Where’s the Textbook?

Online educational resources may offer respite from campus bookstore headaches.


Chris Dang

Students wait in line for books at the Campus Store in January 2016. Bookstore frustrations continue for students today.

Ivan Lopez-Kne and

Where’s the textbook? 

OER may offer respite from campus bookstore headaches.  

Your textbooks are late and it’s probably not the first time. You needed your books for class, but they did not arrive until a few days after the semester had started. According to former Campus Store manager Jason Thomas, the fault lies with faculty not meeting book order deadlines. Thomas was so fed up with this continual issue that he left his job last semester. 

“Dear Anoka-Ramsey Community College,” Thomas wrote in an email on Sept. 30, 2019 to the entire faculty and staff of Anoka-Ramsey and Anoka Technical College. “I quit.” 

Thomas’s email brings up grievances, mostly pointed to the inaction of staff, faculty, and administration to help the students. He said that students deserve better than “the lip service that the administration is giving them” about delayed textbooks.  

The primary reason students cannot get books on time, according to Thomas, is getting orders from the instructors on time. Because books need to be ordered, there needs to be proper time for them to be shipped and arrive at the school. Thomas says that over 50 percent of the instructors at Anoka-Ramsey fail to meet their order deadlines, in turn failing their students.  

“When the campus store sets a deadline for course ordering it is to ensure we have the right book, on the right shelf, at the right time,” Thomas explains in his email. He compares the deadline for book ordering to deadlines professors set for their students; how unacceptable it would be to the professor if students were to not meet their deadline.  

“Leading up to each semester, ongoing communication and collaboration between the Campus Store staff, the deans and the faculty largely mitigates any potential for book orders not being placed on time,” Mary Jacobson, Chief Marketing and Communications Officer said in response to Thomas’s claims.  

Although Thomas argues the blames rests with the faculty, the store employees are the ones who get caught in the students’ crossfire. 

“[Students] get mad at us, when in fact we explain to them; ‘yeah, the instructor didn’t order them on time,’” an anonymous Campus Store worker, concerned about losing their job for speaking out, said.  

The Coon Rapids Student Senate have proposed an alternative for students: open educational resources. OER are free online educational resources with open licenses that allow instructors to adapt and redistribute the content with little to no restrictions.  

OER solve ordering issues because students do not need to wait for the books to arrive at the Campus Store before being used.  Utilizing OER not only addresses the bookstore frustrations but also the cost of the textbooks.  

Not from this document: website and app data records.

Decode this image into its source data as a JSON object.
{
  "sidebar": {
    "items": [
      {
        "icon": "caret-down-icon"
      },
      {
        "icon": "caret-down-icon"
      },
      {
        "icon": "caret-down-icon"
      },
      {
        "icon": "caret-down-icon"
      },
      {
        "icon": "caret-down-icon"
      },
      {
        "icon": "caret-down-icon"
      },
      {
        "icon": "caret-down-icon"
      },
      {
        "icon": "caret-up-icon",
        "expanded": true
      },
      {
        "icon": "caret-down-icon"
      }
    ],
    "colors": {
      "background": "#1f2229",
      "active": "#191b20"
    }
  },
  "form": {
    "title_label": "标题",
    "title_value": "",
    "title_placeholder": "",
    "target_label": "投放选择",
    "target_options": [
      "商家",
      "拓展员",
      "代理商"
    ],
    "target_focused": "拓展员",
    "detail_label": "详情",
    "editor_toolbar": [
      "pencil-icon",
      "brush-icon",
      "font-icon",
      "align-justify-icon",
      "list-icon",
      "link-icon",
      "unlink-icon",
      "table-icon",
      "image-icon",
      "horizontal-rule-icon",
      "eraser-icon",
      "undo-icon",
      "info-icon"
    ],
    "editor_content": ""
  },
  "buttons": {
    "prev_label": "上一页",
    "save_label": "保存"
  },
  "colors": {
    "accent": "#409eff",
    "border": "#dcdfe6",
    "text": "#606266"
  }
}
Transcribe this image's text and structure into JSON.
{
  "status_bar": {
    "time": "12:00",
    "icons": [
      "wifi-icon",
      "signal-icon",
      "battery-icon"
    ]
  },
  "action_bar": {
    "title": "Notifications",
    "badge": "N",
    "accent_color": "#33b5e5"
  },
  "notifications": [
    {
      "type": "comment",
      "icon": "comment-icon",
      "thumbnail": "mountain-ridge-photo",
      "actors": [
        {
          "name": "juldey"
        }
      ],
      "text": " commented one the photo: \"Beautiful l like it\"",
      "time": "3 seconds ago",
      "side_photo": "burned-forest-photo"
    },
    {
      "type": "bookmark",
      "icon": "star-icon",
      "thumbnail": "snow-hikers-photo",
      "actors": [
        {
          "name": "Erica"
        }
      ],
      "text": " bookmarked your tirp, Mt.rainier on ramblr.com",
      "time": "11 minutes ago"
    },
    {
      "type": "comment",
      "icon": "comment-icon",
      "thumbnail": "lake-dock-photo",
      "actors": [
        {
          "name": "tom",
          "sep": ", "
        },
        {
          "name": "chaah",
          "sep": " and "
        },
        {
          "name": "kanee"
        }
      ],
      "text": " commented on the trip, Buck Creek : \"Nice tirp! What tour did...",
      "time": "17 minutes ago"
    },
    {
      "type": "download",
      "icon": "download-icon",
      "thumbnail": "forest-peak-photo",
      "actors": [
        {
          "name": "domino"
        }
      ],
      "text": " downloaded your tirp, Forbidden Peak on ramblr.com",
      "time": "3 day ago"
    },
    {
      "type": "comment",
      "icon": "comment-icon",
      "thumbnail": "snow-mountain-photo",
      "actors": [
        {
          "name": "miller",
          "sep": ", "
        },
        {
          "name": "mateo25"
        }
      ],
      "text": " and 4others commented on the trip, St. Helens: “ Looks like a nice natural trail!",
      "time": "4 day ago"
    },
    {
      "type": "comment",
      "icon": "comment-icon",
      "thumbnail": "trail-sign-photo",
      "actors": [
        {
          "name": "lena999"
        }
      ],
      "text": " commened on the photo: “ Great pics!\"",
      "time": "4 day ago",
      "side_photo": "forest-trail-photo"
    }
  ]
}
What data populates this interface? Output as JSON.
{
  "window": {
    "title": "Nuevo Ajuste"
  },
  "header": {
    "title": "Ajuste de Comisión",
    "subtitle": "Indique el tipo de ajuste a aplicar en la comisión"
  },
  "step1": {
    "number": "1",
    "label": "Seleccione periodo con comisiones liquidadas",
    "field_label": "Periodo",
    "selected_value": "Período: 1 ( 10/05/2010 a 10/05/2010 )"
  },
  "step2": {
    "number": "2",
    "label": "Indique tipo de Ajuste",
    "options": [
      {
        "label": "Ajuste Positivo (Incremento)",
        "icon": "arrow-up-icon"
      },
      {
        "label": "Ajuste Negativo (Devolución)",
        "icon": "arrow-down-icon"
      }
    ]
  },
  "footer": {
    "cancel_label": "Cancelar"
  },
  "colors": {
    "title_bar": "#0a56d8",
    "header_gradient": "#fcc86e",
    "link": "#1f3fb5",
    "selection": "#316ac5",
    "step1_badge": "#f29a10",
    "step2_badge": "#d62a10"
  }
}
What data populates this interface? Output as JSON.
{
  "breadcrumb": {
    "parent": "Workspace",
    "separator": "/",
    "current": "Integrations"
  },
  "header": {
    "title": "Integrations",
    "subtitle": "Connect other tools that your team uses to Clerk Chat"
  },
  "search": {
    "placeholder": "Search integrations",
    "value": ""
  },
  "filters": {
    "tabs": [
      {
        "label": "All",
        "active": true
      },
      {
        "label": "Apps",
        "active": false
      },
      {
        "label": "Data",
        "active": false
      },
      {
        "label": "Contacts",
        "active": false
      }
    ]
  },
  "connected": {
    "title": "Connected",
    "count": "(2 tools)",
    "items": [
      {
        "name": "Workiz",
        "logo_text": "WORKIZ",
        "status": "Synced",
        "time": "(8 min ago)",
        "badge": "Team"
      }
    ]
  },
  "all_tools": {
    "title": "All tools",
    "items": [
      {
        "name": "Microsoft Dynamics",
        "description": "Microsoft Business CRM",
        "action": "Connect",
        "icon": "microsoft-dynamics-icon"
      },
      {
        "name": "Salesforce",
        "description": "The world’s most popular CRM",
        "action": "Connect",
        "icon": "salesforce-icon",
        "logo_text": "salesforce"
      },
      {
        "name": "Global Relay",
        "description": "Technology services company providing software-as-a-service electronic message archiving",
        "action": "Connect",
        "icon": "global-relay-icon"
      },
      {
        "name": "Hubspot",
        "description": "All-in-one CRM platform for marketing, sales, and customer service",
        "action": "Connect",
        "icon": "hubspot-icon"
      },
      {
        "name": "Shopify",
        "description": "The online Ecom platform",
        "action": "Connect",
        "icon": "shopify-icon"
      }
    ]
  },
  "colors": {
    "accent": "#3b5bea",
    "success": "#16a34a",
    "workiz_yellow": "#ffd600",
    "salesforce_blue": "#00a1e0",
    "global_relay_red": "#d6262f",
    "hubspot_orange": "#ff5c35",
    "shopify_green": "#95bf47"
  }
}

“The idea of broke college students is definitely a thing,” Musawwar Alvi, a Coon Rapids campus student senator, said. “One of the reasons we’re pushing for OER are free textbooks for students to use. They can get rid of that [financial] barrier that many students face. 

Political Science instructor John Herbert has been using online resources since he began teaching 18 years ago but has switched exclusively to OER in the last few years. Herbert said the benefits for students is his primary reason to utilize the online resources. 

“Research shows that 30 percent or more of students will not even purchase the textbook, which immediately sets up another roadblock to their success,” Herbert said. Having a resource available to students for free, although requiring internet access, is beneficial to student success, according to Herbert.  

As the student senate continues to support the widespread adoption of OER in classrooms, physical textbooks will still be commonplace. Luckily for students, the ability to have their books on time is greatly improving from Thomas’s time with the school. 

Regularly clarifying updates and processes has resulted in nearly all books being available at the Campus Store when students start their courses each semester,” Jacobson said. In fact, 100% of orders were in place spring 2020. 

Additional reporting done by Karissa Anderson.